Do you think assessment is important in the art room? What does this look like in your class?
I do, but I do believe at the elementary level it should be more on a self reflection level. Getting students to think about the creative process through writing, speaking, and listening opportunities. Those are the elements we need to foster and encourage in a non-stigmatizing way.
What has been your most rewarding moment as an art teacher?
Um, every day. Honestly, I feel so fortunate to work with kids on an everyday basis and contribute in some way to their growth as positive human beings.
What have been the biggest challenges you’ve encountered within this profession and how did you navigate them?
Keeping our art program intact. Our school relies on the work of a couple artists in residence that are classified employees, in addition to myself and another credentialed art teacher and they do not have the security that we do. Every year is stressful because we rely on community support to raise funds for those positions plus our art supply budget. Our school community- admin, staff, parents- support the art program, but it’s always a hustle to keep things going Year after year at a title 1 school. Our community recognizes the importance of art ed and they give and give and give. I just wish a program like ours was supported district wide, and really, across the country, because the arts make a powerful difference academically and behaviorally with our students.

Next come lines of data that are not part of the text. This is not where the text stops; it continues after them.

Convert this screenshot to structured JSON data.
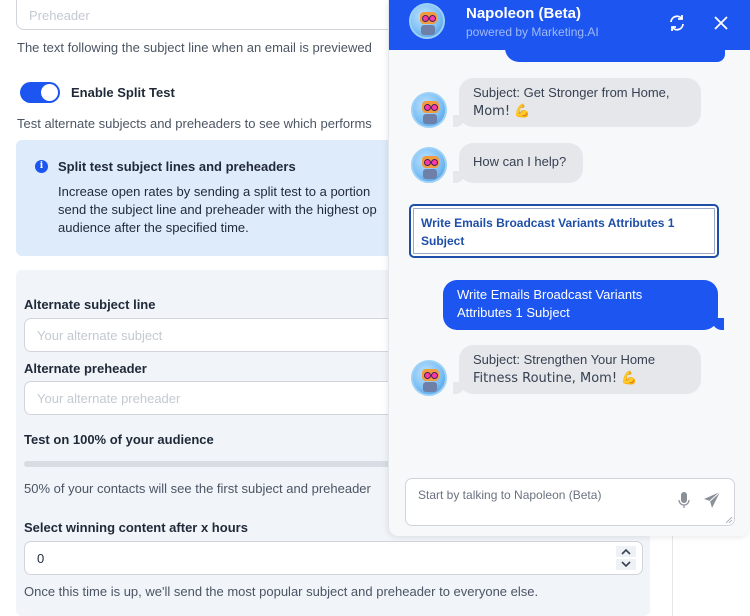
{
  "form": {
    "preheader_placeholder": "Preheader",
    "preheader_help": "The text following the subject line when an email is previewed",
    "split_test_toggle": {
      "label": "Enable Split Test",
      "enabled": true
    },
    "split_test_help": "Test alternate subjects and preheaders to see which performs",
    "info": {
      "icon": "info-icon",
      "title": "Split test subject lines and preheaders",
      "body_lines": [
        "Increase open rates by sending a split test to a portion",
        "send the subject line and preheader with the highest op",
        "audience after the specified time."
      ]
    },
    "alternate_subject": {
      "label": "Alternate subject line",
      "placeholder": "Your alternate subject"
    },
    "alternate_preheader": {
      "label": "Alternate preheader",
      "placeholder": "Your alternate preheader"
    },
    "audience": {
      "label": "Test on 100% of your audience",
      "percent": 100,
      "help": "50% of your contacts will see the first subject and preheader"
    },
    "winning": {
      "label": "Select winning content after x hours",
      "value": "0",
      "help": "Once this time is up, we'll send the most popular subject and preheader to everyone else."
    }
  },
  "chat": {
    "title": "Napoleon (Beta)",
    "subtitle": "powered by Marketing.AI",
    "icons": {
      "refresh": "refresh-icon",
      "close": "close-icon",
      "mic": "microphone-icon",
      "send": "send-icon"
    },
    "messages": [
      {
        "from": "bot",
        "line1": "Subject: Get Stronger from Home,",
        "line2": "Mom! 💪"
      },
      {
        "from": "bot",
        "line1": "How can I help?"
      },
      {
        "from": "suggestion",
        "line1": "Write Emails Broadcast Variants Attributes 1",
        "line2": "Subject"
      },
      {
        "from": "user",
        "line1": "Write Emails Broadcast Variants",
        "line2": "Attributes 1 Subject"
      },
      {
        "from": "bot",
        "line1": "Subject: Strengthen Your Home",
        "line2": "Fitness Routine, Mom! 💪"
      }
    ],
    "input_placeholder": "Start by talking to Napoleon (Beta)"
  },
  "colors": {
    "accent": "#1d55f0",
    "info_bg": "#deebfa",
    "panel_bg": "#f1f4f9",
    "bot_bubble": "#e5e7eb",
    "suggestion_text": "#1e4fa8"
  }
}
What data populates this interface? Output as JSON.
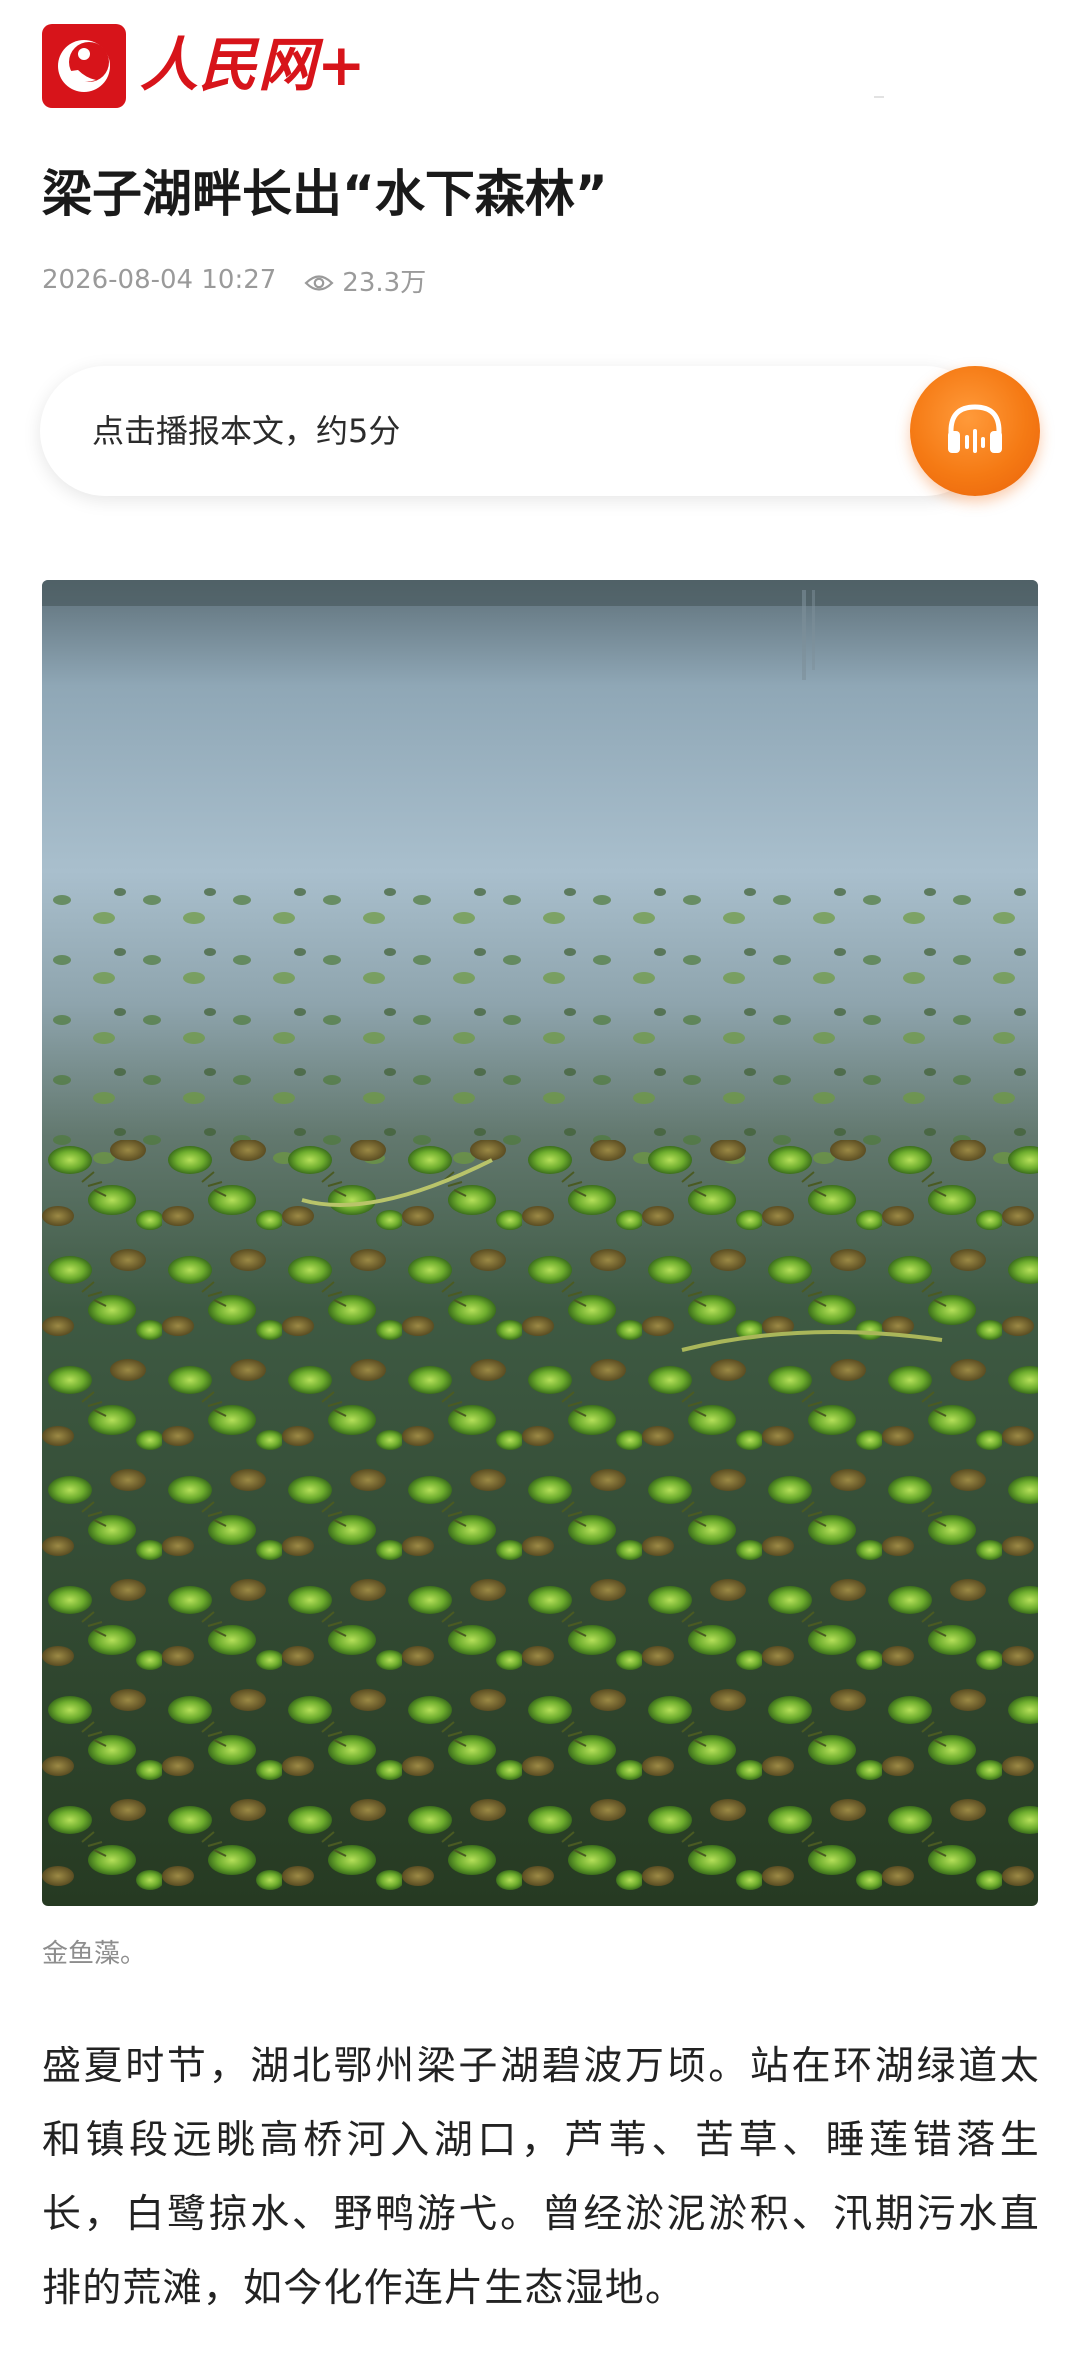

Oh, how do I deal? I do my imperfect best to advocate for our program and the people that make it so rich and wonderful for our students. Promoting what makes our program so impactful to stake holders through social media and student exhibitions. Being a squeaky wheel.
Is there an exciting trend happening right now in our field?
More investment in student decision making during the creative process. Despite the devaluing of art ed and education in general from the states across the country, there has been a drive to include more choice for students in the art experiences they are participating in. This fosters creative thinking skills in the decision makers of the future.
Within the profession, what issues do you think art teachers need to be talking about most right now?
This will come as no surprise from how I have responded above- Incorporating tech into art curricula at all grade levels, while maintaining a balance between the new and traditional media. Encouraging student decision making at all levels.
There has been a huge push in education over the years to implement prescribed curricula with little or no room for teacher-driven content. This seems to be more apparent with classroom teachers than with specialists, although the trend among the latter is growing. What are your thoughts on this? Do you believe art teachers should have total control over the curriculum, or should there be an established curriculum put in place by the district?
Let us do our own thing! One of the parts of my job I love the most is tailoring it to the needs and interests of my student population. If we start scripting things, that important element will get lost and engagement will decrease. There should be local control of content, just as there should be local control of ed funding. There can be a loose curriculum set at the district or state level that addresses key elements, but give us the freedom to design the details to best suit our students.